Now, my plans (much to the delight of my boss) usually look like this…

Typical Plan

So in my search for nice teacher-karma (making up for everything I’ve *ahem* ‘liberated’) I decided to tidy the plan up – present it properly and upload it onto the web so anyone in a similar position has a good jumping off point.
It’s not perfect,  I deleted a lot that was specific to individuals (turned out that was a lot) and it probably won’t be thorough enough but there are a lot of teaching ideas to work with and a few assessment pieces.
You can find it in my Myst page or download directly from here:

Myst Literacy Unit Plan

Credit must go to Graham at Adventure Game Walkthroughs for his excellent guide to realMyst.

Posted in Education, Myst | Tagged: , , , , , , | 7 Comments »


Posted by alexfinlayson on June 12, 2009

I’ve mentioned Wordle in a number of posts so I thought it was about time I talked specifically about this wonderful little program and its potential for use in the classroom…

In their own words…

“Wordle is a toy for generating “word clouds” from text that you provide. The clouds give greater prominence to words that appear more frequently in the source text. You can tweak your clouds with different fonts, layouts, and color schemes. The images you create with Wordle are yours to use however you like. You can print them out, or save them to the Wordle gallery to share with your friends”.

Simply put – you enter text into the box – click ‘create’ and a word cloud is generated; giving the most frequently used words more prominence.

Playing Around – Pick the Poem

While I was getting used to the format I used some classic poems, simply inputting the text and clicking ‘create’…

Can you guess what they are? – hold your mouse over the picture to see the title and poet


 The Lady of Shalott by Alfred Lord Tennyson





Please Mrs Butler by Allen AhlbergDaffodils by William Wordsworth









Chocolate Cake by Michael Rosen

The Highwayman by Alfred Noyes









Talking Turkeys by Benjamin ZephaniahThe Raven by Edgar Allen Poe

 Educational Use…

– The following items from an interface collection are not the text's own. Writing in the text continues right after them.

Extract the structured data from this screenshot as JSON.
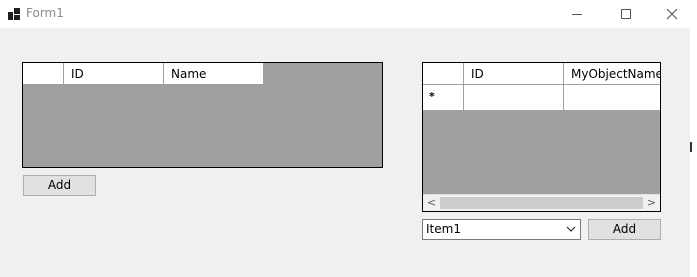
{
  "window": {
    "title": "Form1"
  },
  "grid_left": {
    "columns": [
      "",
      "ID",
      "Name"
    ]
  },
  "grid_right": {
    "columns": [
      "",
      "ID",
      "MyObjectName"
    ],
    "new_row_marker": "*",
    "scroll_left_glyph": "<",
    "scroll_right_glyph": ">"
  },
  "left_add_button": {
    "label": "Add"
  },
  "combo": {
    "selected": "Item1"
  },
  "right_add_button": {
    "label": "Add"
  },
  "icons": [
    "form-app-icon",
    "minimize-icon",
    "maximize-icon",
    "close-icon",
    "chevron-down-icon",
    "scroll-left-icon",
    "scroll-right-icon"
  ]
}
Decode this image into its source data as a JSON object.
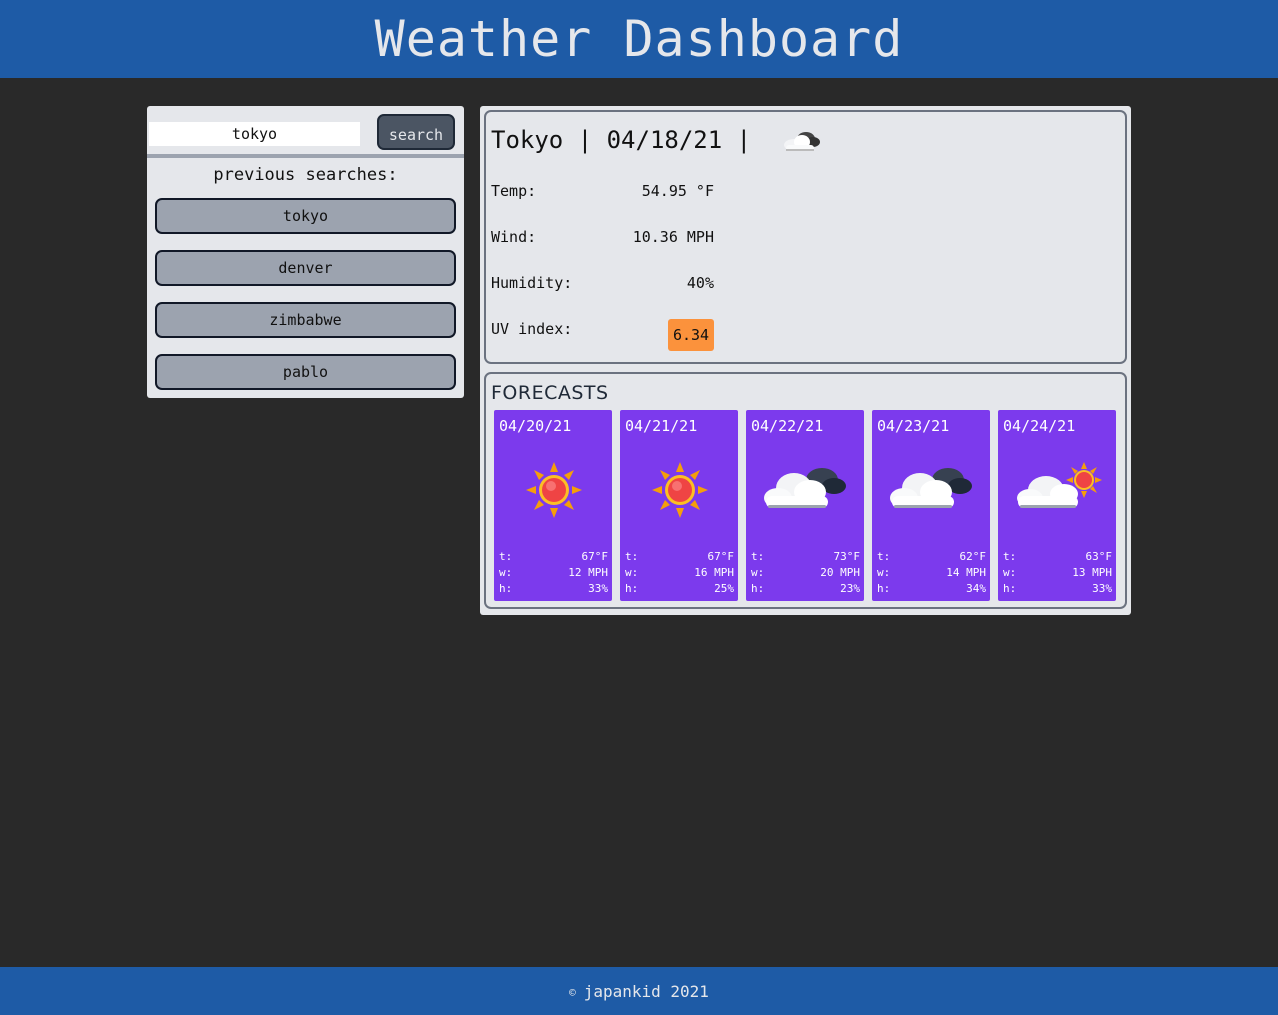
{
  "header": {
    "title": "Weather Dashboard"
  },
  "search": {
    "value": "tokyo",
    "button_label": "search"
  },
  "history": {
    "title": "previous searches:",
    "items": [
      "tokyo",
      "denver",
      "zimbabwe",
      "pablo"
    ]
  },
  "current": {
    "title": "Tokyo | 04/18/21 | ",
    "icon": "cloud-dark-icon",
    "temp_label": "Temp:",
    "temp_value": "54.95 °F",
    "wind_label": "Wind:",
    "wind_value": "10.36 MPH",
    "humidity_label": "Humidity:",
    "humidity_value": "40%",
    "uv_label": "UV index:",
    "uv_value": "6.34",
    "uv_color": "#fb923c"
  },
  "forecast": {
    "title": "FORECASTS",
    "card_color": "#7c3aed",
    "days": [
      {
        "date": "04/20/21",
        "icon": "sun-icon",
        "t_label": "t:",
        "t": "67°F",
        "w_label": "w:",
        "w": "12 MPH",
        "h_label": "h:",
        "h": "33%"
      },
      {
        "date": "04/21/21",
        "icon": "sun-icon",
        "t_label": "t:",
        "t": "67°F",
        "w_label": "w:",
        "w": "16 MPH",
        "h_label": "h:",
        "h": "25%"
      },
      {
        "date": "04/22/21",
        "icon": "clouds-icon",
        "t_label": "t:",
        "t": "73°F",
        "w_label": "w:",
        "w": "20 MPH",
        "h_label": "h:",
        "h": "23%"
      },
      {
        "date": "04/23/21",
        "icon": "clouds-icon",
        "t_label": "t:",
        "t": "62°F",
        "w_label": "w:",
        "w": "14 MPH",
        "h_label": "h:",
        "h": "34%"
      },
      {
        "date": "04/24/21",
        "icon": "partly-cloudy-icon",
        "t_label": "t:",
        "t": "63°F",
        "w_label": "w:",
        "w": "13 MPH",
        "h_label": "h:",
        "h": "33%"
      }
    ]
  },
  "footer": {
    "copyright_symbol": "©",
    "text": "japankid 2021"
  }
}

  1. What you just did
  2. Scrapbooking
  3. Analysis of text – Newspaper Articles, Science Reports, Poems – what is the key subject matter?
  4. Vocab list
  5. High-frequency ‘no-excuses’ word wall (display those words that should never be wrong – all classes should have this)
  6. Analysis of key words
  7. Analysis of over-used words (we do this a lot)

E.g. – One of our very first Myst lessons was to write a description of Myst Island. My guys all wrote sentences in their Myst Journals, edited them, then typed them up into a Wiki. We then copied all 20 pieces of text into Wordle… this was the result…

Myst Island

We then used this image to analyse the key words the guys had chosen to describe the island…

Were they too simple?

Could we do better?

This led on to lessons using Visuwords, thesaurus’, similes and metaphorical expressions.


NB: Important – the standard link to Wordle (  takes you to the home page. This page has examples of user-wordle docs. They are not censored. It is wise to link directly to the create page ( thus avoiding images created using the text from a letter to Playboy (true story!) 

And finally, what does this Wordle show?

A Wordle Cloud generated from all the text in this post

Posted in Education | Tagged: , , | 5 Comments »